(Data excerpts)
════════════════════

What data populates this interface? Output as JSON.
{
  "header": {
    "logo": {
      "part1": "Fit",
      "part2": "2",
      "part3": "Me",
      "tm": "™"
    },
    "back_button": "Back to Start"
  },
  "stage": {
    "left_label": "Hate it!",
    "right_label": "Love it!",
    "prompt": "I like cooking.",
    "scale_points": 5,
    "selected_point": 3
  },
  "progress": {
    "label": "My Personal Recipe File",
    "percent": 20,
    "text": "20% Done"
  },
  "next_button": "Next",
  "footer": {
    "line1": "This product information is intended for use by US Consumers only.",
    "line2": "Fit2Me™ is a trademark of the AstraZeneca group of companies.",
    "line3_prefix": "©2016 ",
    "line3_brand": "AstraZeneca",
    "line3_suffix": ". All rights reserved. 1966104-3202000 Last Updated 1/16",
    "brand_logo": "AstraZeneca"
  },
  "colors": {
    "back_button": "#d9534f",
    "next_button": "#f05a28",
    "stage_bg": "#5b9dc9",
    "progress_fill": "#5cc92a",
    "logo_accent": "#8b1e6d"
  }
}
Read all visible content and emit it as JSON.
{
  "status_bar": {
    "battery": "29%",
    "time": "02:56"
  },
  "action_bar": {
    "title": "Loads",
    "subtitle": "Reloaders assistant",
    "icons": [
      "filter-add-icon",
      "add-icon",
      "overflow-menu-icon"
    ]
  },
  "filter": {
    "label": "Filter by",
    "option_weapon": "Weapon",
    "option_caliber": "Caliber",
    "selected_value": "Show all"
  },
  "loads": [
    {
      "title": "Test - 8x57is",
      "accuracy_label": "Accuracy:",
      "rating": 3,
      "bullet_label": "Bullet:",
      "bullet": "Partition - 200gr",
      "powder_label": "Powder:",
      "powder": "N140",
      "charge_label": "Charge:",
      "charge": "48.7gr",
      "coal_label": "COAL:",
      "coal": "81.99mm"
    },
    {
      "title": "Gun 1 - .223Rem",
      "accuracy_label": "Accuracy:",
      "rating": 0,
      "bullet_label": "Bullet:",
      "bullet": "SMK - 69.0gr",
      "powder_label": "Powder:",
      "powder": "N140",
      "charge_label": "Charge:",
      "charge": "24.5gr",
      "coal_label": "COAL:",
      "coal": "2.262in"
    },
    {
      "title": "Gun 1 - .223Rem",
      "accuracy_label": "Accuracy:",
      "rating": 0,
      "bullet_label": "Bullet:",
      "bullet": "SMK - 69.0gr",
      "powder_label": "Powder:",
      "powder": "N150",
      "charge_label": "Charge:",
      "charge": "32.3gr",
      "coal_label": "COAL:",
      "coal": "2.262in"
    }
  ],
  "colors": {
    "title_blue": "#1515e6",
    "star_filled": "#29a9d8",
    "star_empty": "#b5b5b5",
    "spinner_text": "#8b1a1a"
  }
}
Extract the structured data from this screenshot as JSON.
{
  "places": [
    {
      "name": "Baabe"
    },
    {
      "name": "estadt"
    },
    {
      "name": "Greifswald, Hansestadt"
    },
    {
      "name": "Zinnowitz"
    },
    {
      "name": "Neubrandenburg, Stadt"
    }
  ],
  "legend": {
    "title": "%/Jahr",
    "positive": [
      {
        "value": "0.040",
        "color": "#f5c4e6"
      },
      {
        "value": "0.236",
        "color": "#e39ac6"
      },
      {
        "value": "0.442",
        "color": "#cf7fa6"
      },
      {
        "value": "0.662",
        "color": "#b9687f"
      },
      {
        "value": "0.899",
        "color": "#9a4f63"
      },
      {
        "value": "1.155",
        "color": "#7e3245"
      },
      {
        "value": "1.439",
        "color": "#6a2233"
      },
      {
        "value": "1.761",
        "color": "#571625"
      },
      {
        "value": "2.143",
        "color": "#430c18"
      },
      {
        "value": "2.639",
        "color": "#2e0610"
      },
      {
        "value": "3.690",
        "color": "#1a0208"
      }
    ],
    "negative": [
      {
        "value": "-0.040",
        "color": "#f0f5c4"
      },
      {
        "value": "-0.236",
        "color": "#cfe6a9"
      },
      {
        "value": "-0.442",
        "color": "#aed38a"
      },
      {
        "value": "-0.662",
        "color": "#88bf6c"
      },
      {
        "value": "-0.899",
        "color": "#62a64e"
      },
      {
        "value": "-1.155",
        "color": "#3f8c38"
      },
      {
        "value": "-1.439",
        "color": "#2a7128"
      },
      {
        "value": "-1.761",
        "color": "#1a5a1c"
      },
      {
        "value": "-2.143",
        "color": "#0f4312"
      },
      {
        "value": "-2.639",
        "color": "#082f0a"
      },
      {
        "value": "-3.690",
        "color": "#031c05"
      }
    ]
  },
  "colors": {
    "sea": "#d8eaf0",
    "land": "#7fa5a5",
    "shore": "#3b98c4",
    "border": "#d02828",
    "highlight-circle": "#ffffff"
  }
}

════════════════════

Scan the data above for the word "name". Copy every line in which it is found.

» **RESULT**
      "name": "Baabe"
      "name": "estadt"
      "name": "Greifswald, Hansestadt"
      "name": "Zinnowitz"
      "name": "Neubrandenburg, Stadt"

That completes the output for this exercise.